Why You Should Watch: It's pretty simple really. While man is yet to perfect, or even invent time travel, the Independence Bowl will provide you a glimpse of what football in the past looked like. The thing that intrigues me the most about this game is that both teams run the triple option offense. Generally the only chance college football fans get to see such a matchup is in the Army-Navy game, but this one has better athletes.
Keys to Victory for Air Force: The key for Air Force is pretty simple, actually: do what it does best. Run the ball, run the ball, and then run the ball some more. You would think that a Georgia Tech defense that has spent all season practicing against an offense that runs the option would be better against the run, but the truth is that Tech's front seven just isn't very good at stopping the run.
Which the Falcons will have to exploit.
Quarterback Tim Jefferson is pretty inconsistent throwing the ball, and Georgia Tech's defensive strength is its secondary. So if Air Force chooses to throw too often in this game, it will be playing its biggest weakness on offense in Tech's greatest strength on defense. Which doesn't make sense, and will not lead to a victory.
If Asher Clark isn't the player of the game for Air Force, then the Falcons lost.
Keys to Victory for Georgia Tech: The biggest key for Georgia Tech in this game could be the health of quarterback Josh Nesbitt. Nesbitt suffered a broken forearm on November 4th against Virginia Tech and hasn't played since. Tevin Washington has been serviceable filling in for Nesbitt since then, but he's not as good when it comes to decisions and timing in the triple option offense.
The good news for Georgia Tech is that Air Force will be a little thin up front on defense in this game as Zach Payne and Bradley Connor will both miss the game thanks to knee injuries. This means that Georgia Tech will have to try and wear down a defense that has already shown against Navy this season that it can stop an option attack.
The Independence Bowl is like: a time machine. As I said before, we don't often get the chance to see two option teams face off in college football these days, so we should take advantage when we can. This may be the only chance you have in your lifetime to actually travel back to a simpler time, and if you miss out you'll regret it. In fact, your only chance will be that hopefully some day when we have perfected time travel, a friend will go back in time to present day and tell you to watch it.
Posted on: November 11, 2010 12:40 pm
Edited on: November 11, 2010 12:42 pm
Posted by Chip Patterson
When first-team all-conference quarterback Josh Nesbitt left the Virginia Tech game with a broken arm, head coach Paul Johnson was forced to do something he had not done since he arrived at Georgia Tech: name a different starting quarterback. Nesbitt saw significant time as a freshman under Chan Gailey, but has been Johnson's starter since he arrived in Atlanta three seasons ago. Now with the starting job vacant, Johnson has taken the opportunity to entertain competition for the spot.
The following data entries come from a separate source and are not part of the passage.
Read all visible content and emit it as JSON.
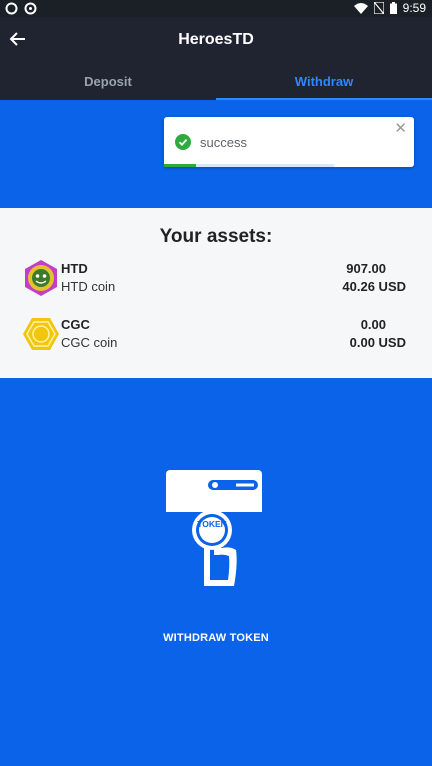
{
  "status_bar": {
    "time": "9:59",
    "icons": [
      "notification-icon",
      "notification-icon",
      "wifi-icon",
      "signal-off-icon",
      "battery-icon"
    ]
  },
  "app_bar": {
    "title": "HeroesTD",
    "back_icon": "back-arrow-icon"
  },
  "tabs": [
    {
      "label": "Deposit",
      "selected": false
    },
    {
      "label": "Withdraw",
      "selected": true
    }
  ],
  "toast": {
    "message": "success",
    "icon": "check-circle-icon",
    "close_icon": "close-icon"
  },
  "assets": {
    "heading": "Your assets:",
    "items": [
      {
        "symbol": "HTD",
        "name": "HTD coin",
        "amount": "907.00",
        "usd": "40.26 USD",
        "icon": "htd-coin-icon"
      },
      {
        "symbol": "CGC",
        "name": "CGC coin",
        "amount": "0.00",
        "usd": "0.00 USD",
        "icon": "cgc-coin-icon"
      }
    ]
  },
  "withdraw": {
    "token_label": "TOKEN",
    "button_label": "WITHDRAW TOKEN"
  },
  "colors": {
    "primary": "#0a63e8",
    "app_bar": "#1f2430",
    "tab_active": "#2f87ff",
    "success": "#2eaa3f"
  }
}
Tevin Washington did string together one impressive scoring drive late in the first quarter, leading the Yellow Jackets 80 yards in 9 plays to tie the game at 21 with 2:34 remaining. Washington ran for 45 yards in the second half, but at times looked undersized for the Georgia Tech offense. Johnson has been particularly impressed with the work of backup quarterback David Sims this week in practice.
“David Sims has had a good week; he’s practiced well, too,” Johnson told the Atlanta Journal-Constitution on Wednesday. “We’ll play it by feel. I’ll tell you, he’s played well in practice this week, made a case for himself.”
With Sims increased workload in practice, do not be surprised to see Georgia Tech utilize both quarterbacks against the talented Miami defense. Standing six feet tall and weighing in at 230 pounds, Sims' physical running style is much more similar to that of Nesbitt. He lacks the arm of Washington (he did not throw a pass in either of his two appearances thus far in 2010), but will be more useful as a threat on short-yardage situations.